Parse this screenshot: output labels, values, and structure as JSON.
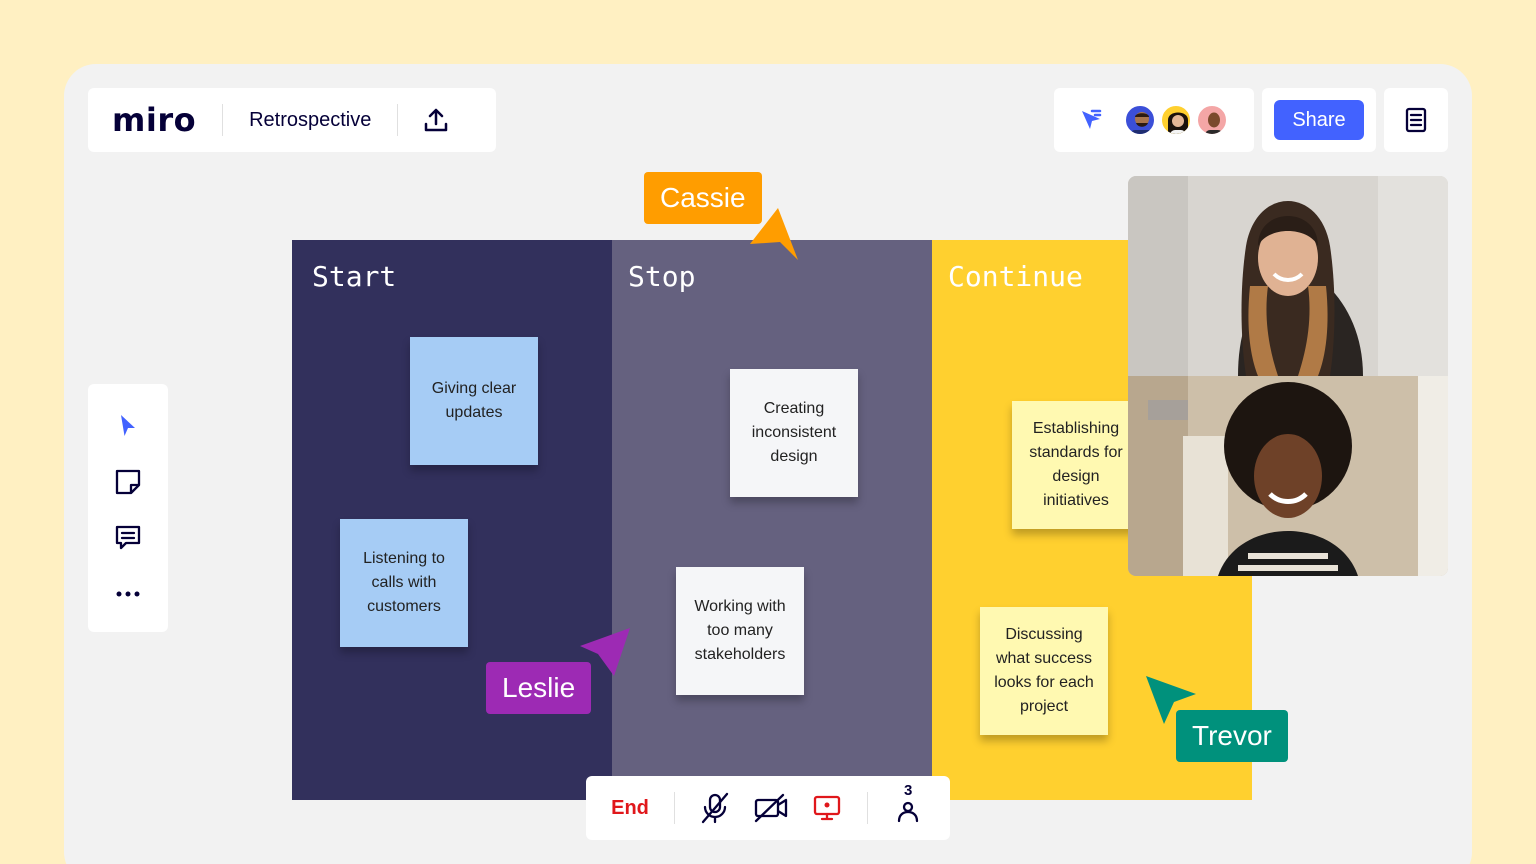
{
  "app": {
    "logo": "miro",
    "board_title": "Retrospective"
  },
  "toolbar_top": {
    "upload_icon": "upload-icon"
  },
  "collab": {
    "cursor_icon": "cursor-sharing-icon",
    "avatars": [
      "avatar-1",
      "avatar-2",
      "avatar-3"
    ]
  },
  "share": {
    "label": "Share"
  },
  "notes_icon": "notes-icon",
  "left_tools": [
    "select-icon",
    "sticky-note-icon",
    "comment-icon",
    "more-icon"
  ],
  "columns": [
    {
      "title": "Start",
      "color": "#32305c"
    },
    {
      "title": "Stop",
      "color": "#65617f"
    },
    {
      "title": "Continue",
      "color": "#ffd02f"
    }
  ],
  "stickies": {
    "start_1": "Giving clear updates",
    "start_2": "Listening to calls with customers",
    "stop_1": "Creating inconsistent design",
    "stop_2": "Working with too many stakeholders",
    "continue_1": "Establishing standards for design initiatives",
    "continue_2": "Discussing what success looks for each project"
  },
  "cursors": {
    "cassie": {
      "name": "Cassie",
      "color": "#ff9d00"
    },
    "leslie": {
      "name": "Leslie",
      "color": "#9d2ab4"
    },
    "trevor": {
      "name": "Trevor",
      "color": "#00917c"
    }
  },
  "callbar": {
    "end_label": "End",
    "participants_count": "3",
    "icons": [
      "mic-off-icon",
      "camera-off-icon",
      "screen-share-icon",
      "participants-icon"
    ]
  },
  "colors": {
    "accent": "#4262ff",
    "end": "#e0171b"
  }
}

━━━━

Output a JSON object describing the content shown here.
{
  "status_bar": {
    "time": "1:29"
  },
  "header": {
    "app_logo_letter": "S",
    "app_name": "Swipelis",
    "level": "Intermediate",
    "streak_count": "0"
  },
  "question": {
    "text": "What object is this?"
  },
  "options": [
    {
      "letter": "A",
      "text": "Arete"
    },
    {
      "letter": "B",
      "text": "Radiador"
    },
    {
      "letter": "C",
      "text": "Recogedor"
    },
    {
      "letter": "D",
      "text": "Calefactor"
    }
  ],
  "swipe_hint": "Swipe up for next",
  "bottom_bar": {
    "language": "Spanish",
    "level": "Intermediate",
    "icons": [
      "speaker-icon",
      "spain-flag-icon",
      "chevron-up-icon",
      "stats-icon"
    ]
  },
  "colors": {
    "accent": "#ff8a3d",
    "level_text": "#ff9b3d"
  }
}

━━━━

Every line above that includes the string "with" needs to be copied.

    "start_2": "Listening to calls with customers",
    "stop_2": "Working with too many stakeholders",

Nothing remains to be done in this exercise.